There is, for every group, unique tribal language that demonstrates my understanding of them; that I am not just delivering a canned, off-shelf speech. There is even more exclusive dog-whistle language that only certain people in the audience will hear and will go unnoticed by most. As example, there are specific philosophical terms that serious students of Ayn Rand recognize and, if hearing me say them, will recognize me as a kindred spirit— but that will have no resonance with anyone else. There are incidental disclosures— for example, that I stuttered as a child— that go unnoticed by all but someone who has or has had a speech impediment or has a son or daughter with a speech impediment. One of the things about speaking-to-sell that most people do not grasp is that it is not just broadcasting but is also about connecting with each individual in the audience, one at a time, one-to-one, multiplied. I call this “knock ‘em down, one by one.” For this reason, there is a lot of different dog-whistle language and a lot of varied incidental disclosures imbedded in my speeches, each of interest only to one or a few.

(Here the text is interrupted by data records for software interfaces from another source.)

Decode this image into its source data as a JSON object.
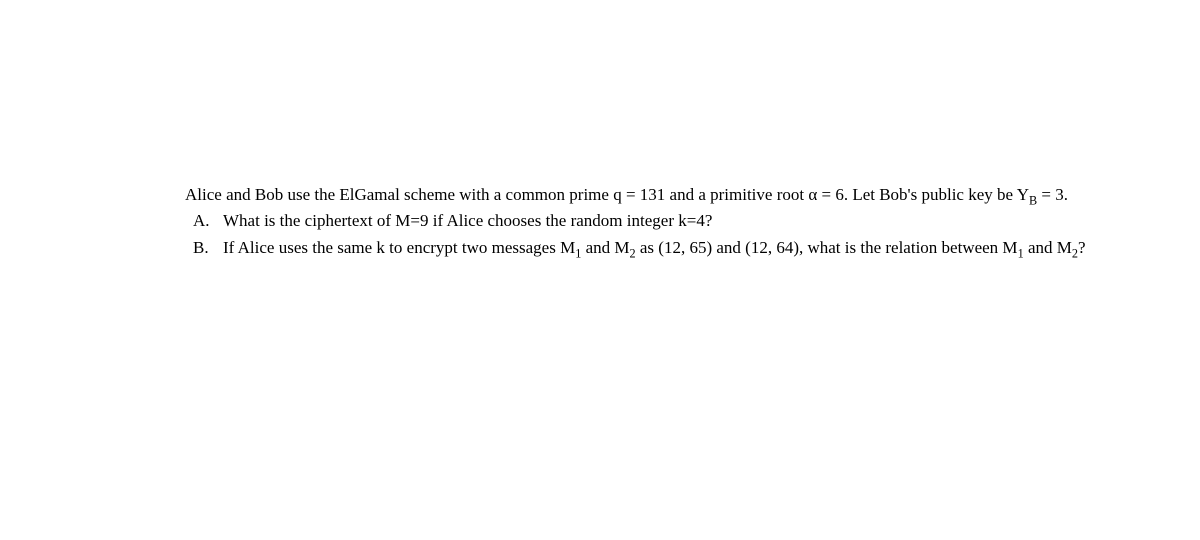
{
  "intro": {
    "part1": "Alice and Bob use the ElGamal scheme with a common prime q = 131 and a primitive root α = 6. Let Bob's public key be Y",
    "sub1": "B",
    "part2": " = 3."
  },
  "items": [
    {
      "marker": "A.",
      "content": [
        {
          "text": "What is the ciphertext of M=9 if Alice chooses the random integer k=4?"
        }
      ]
    },
    {
      "marker": "B.",
      "content": [
        {
          "text": "If Alice uses the same k to encrypt two messages M"
        },
        {
          "sub": "1"
        },
        {
          "text": " and M"
        },
        {
          "sub": "2"
        },
        {
          "text": " as (12, 65) and (12, 64), what is the relation between M"
        },
        {
          "sub": "1"
        },
        {
          "text": " and M"
        },
        {
          "sub": "2"
        },
        {
          "text": "?"
        }
      ]
    }
  ]
}
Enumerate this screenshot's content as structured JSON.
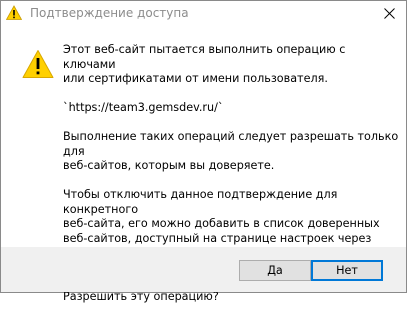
{
  "window": {
    "title": "Подтверждение доступа"
  },
  "icons": {
    "title_icon": "warning-icon",
    "close_icon": "close-icon",
    "message_icon": "warning-triangle-icon"
  },
  "message": {
    "paragraphs": [
      "Этот веб-сайт пытается выполнить операцию с ключами\nили сертификатами от имени пользователя.",
      "  `https://team3.gemsdev.ru/`",
      "Выполнение таких операций следует разрешать только для\nвеб-сайтов, которым вы доверяете.",
      "Чтобы отключить данное подтверждение для конкретного\nвеб-сайта, его можно добавить в список доверенных\nвеб-сайтов, доступный на странице настроек через меню\nПуск-> КРИПТО-ПРО-> Настройки ЭЦП Browser plug-in.",
      "Разрешить эту операцию?"
    ]
  },
  "buttons": {
    "yes_label": "Да",
    "no_label": "Нет"
  },
  "colors": {
    "title_text": "#8c8c8c",
    "warning_yellow": "#ffd000",
    "footer_bg": "#f0f0f0",
    "default_button_border": "#0078d7"
  }
}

Hopefully the power of this type of intentional language, a.k.a. dog whistle, is obvious and you can immediately start thinking about how you can create your own dog whistles.  You need to think about all the assets you own that can be dog whistles to particular segments of your audience and then use them.  You need to answer the question, “What word choices could I use that would make my ideal prospect think ‘Hey, this is for me!’?

On a side note, the week after our Titanium meeting, we had a group conference call.  I used this call as an opportunity to get more insights from Dan about dog whistle language and I have gotten his permission to share this portion of the call with you.  It's 11 minutes long and in it, Dan goes into greater detail about the power of dog whistle language in copywriting and marketing.  It's gold, so make sure you download it now!


  1. Andrew Mazer on November 22, 2016 at 12:54 pm

    There you go again Mike…THAT’S good stuff.

  2. Mike Capuzzi on November 22, 2016 at 1:44 pm

    Thanks Andrew! Happy Thanksgiving!

  3. Peter on November 23, 2016 at 1:29 am

    Always learning, very intrigued with this notion. Am passing to some business associates

  4. Mike Capuzzi on November 23, 2016 at 7:11 am

    Thanks Peter. Hope all is well down under!

  5. Victor Taylor on November 24, 2016 at 6:16 am

    Hi, Mike!

    I’ve just found out about you.

    I’m fascinated about CopyDoodles. A very ingenious system you created.Anyway, put me on your mailing list. I’d like to receive future writings and know of any upcoming products.

    Happy Thanksgiving!